Return all of the data exactly as given.

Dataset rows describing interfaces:
◆ ◆ ◆ ◆ ◆
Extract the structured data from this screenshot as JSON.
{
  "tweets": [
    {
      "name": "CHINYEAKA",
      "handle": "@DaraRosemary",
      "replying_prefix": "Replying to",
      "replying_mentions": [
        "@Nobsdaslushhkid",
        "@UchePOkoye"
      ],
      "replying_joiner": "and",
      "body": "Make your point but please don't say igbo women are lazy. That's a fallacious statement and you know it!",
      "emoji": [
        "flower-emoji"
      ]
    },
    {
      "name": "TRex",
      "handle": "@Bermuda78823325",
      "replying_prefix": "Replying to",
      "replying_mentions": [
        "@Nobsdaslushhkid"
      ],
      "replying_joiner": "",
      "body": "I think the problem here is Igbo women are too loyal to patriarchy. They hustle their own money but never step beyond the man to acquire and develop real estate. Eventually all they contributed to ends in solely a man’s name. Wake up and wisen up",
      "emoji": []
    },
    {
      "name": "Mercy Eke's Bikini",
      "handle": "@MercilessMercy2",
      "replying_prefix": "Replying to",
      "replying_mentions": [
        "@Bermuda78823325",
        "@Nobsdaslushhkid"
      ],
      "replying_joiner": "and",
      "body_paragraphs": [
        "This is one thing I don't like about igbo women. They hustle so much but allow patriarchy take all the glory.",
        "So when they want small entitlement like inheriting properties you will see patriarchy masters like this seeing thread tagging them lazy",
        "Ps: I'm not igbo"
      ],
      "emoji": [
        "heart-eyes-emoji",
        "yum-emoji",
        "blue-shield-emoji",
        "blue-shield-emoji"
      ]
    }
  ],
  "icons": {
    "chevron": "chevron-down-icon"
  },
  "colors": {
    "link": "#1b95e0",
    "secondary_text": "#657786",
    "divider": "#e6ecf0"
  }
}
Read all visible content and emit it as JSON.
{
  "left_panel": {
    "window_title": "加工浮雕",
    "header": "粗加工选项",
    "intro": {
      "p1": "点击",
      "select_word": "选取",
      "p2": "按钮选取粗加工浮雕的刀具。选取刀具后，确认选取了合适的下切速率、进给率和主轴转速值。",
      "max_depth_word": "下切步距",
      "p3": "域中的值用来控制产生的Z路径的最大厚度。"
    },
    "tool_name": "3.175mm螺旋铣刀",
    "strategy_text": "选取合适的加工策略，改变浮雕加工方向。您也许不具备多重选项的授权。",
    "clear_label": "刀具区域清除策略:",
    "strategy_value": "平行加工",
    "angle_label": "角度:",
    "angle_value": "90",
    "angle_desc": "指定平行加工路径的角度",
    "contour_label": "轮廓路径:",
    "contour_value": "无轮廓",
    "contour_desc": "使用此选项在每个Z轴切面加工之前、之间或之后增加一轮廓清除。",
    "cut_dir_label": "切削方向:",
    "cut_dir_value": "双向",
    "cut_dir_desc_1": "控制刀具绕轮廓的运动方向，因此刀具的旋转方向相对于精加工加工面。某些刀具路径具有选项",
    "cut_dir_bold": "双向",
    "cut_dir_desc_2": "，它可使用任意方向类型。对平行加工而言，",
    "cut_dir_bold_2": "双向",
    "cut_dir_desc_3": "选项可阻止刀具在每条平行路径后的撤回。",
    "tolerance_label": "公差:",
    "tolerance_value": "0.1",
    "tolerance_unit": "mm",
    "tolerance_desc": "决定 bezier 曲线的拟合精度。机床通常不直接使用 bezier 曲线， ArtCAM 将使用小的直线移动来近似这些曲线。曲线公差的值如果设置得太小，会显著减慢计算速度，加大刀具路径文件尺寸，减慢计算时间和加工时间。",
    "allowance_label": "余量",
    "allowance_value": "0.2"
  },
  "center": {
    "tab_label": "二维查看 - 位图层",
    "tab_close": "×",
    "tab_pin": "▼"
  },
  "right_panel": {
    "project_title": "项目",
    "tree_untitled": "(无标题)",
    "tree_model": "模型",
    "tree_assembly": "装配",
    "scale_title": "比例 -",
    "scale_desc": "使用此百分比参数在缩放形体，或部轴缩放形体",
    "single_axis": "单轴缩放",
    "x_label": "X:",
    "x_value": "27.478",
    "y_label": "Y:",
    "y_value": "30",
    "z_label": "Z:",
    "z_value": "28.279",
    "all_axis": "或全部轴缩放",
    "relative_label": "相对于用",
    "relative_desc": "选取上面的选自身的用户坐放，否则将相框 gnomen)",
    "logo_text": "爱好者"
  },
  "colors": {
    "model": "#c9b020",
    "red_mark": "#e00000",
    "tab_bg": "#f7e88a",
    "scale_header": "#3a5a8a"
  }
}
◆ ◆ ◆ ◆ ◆
Answer for the task:
Extract the structured data from this screenshot as JSON.
{
  "tweets": [
    {
      "name": "CHINYEAKA",
      "handle": "@DaraRosemary",
      "replying_prefix": "Replying to",
      "replying_mentions": [
        "@Nobsdaslushhkid",
        "@UchePOkoye"
      ],
      "replying_joiner": "and",
      "body": "Make your point but please don't say igbo women are lazy. That's a fallacious statement and you know it!",
      "emoji": [
        "flower-emoji"
      ]
    },
    {
      "name": "TRex",
      "handle": "@Bermuda78823325",
      "replying_prefix": "Replying to",
      "replying_mentions": [
        "@Nobsdaslushhkid"
      ],
      "replying_joiner": "",
      "body": "I think the problem here is Igbo women are too loyal to patriarchy. They hustle their own money but never step beyond the man to acquire and develop real estate. Eventually all they contributed to ends in solely a man’s name. Wake up and wisen up",
      "emoji": []
    },
    {
      "name": "Mercy Eke's Bikini",
      "handle": "@MercilessMercy2",
      "replying_prefix": "Replying to",
      "replying_mentions": [
        "@Bermuda78823325",
        "@Nobsdaslushhkid"
      ],
      "replying_joiner": "and",
      "body_paragraphs": [
        "This is one thing I don't like about igbo women. They hustle so much but allow patriarchy take all the glory.",
        "So when they want small entitlement like inheriting properties you will see patriarchy masters like this seeing thread tagging them lazy",
        "Ps: I'm not igbo"
      ],
      "emoji": [
        "heart-eyes-emoji",
        "yum-emoji",
        "blue-shield-emoji",
        "blue-shield-emoji"
      ]
    }
  ],
  "icons": {
    "chevron": "chevron-down-icon"
  },
  "colors": {
    "link": "#1b95e0",
    "secondary_text": "#657786",
    "divider": "#e6ecf0"
  }
}
Read all visible content and emit it as JSON.
{
  "left_panel": {
    "window_title": "加工浮雕",
    "header": "粗加工选项",
    "intro": {
      "p1": "点击",
      "select_word": "选取",
      "p2": "按钮选取粗加工浮雕的刀具。选取刀具后，确认选取了合适的下切速率、进给率和主轴转速值。",
      "max_depth_word": "下切步距",
      "p3": "域中的值用来控制产生的Z路径的最大厚度。"
    },
    "tool_name": "3.175mm螺旋铣刀",
    "strategy_text": "选取合适的加工策略，改变浮雕加工方向。您也许不具备多重选项的授权。",
    "clear_label": "刀具区域清除策略:",
    "strategy_value": "平行加工",
    "angle_label": "角度:",
    "angle_value": "90",
    "angle_desc": "指定平行加工路径的角度",
    "contour_label": "轮廓路径:",
    "contour_value": "无轮廓",
    "contour_desc": "使用此选项在每个Z轴切面加工之前、之间或之后增加一轮廓清除。",
    "cut_dir_label": "切削方向:",
    "cut_dir_value": "双向",
    "cut_dir_desc_1": "控制刀具绕轮廓的运动方向，因此刀具的旋转方向相对于精加工加工面。某些刀具路径具有选项",
    "cut_dir_bold": "双向",
    "cut_dir_desc_2": "，它可使用任意方向类型。对平行加工而言，",
    "cut_dir_bold_2": "双向",
    "cut_dir_desc_3": "选项可阻止刀具在每条平行路径后的撤回。",
    "tolerance_label": "公差:",
    "tolerance_value": "0.1",
    "tolerance_unit": "mm",
    "tolerance_desc": "决定 bezier 曲线的拟合精度。机床通常不直接使用 bezier 曲线， ArtCAM 将使用小的直线移动来近似这些曲线。曲线公差的值如果设置得太小，会显著减慢计算速度，加大刀具路径文件尺寸，减慢计算时间和加工时间。",
    "allowance_label": "余量",
    "allowance_value": "0.2"
  },
  "center": {
    "tab_label": "二维查看 - 位图层",
    "tab_close": "×",
    "tab_pin": "▼"
  },
  "right_panel": {
    "project_title": "项目",
    "tree_untitled": "(无标题)",
    "tree_model": "模型",
    "tree_assembly": "装配",
    "scale_title": "比例 -",
    "scale_desc": "使用此百分比参数在缩放形体，或部轴缩放形体",
    "single_axis": "单轴缩放",
    "x_label": "X:",
    "x_value": "27.478",
    "y_label": "Y:",
    "y_value": "30",
    "z_label": "Z:",
    "z_value": "28.279",
    "all_axis": "或全部轴缩放",
    "relative_label": "相对于用",
    "relative_desc": "选取上面的选自身的用户坐放，否则将相框 gnomen)",
    "logo_text": "爱好者"
  },
  "colors": {
    "model": "#c9b020",
    "red_mark": "#e00000",
    "tab_bg": "#f7e88a",
    "scale_header": "#3a5a8a"
  }
}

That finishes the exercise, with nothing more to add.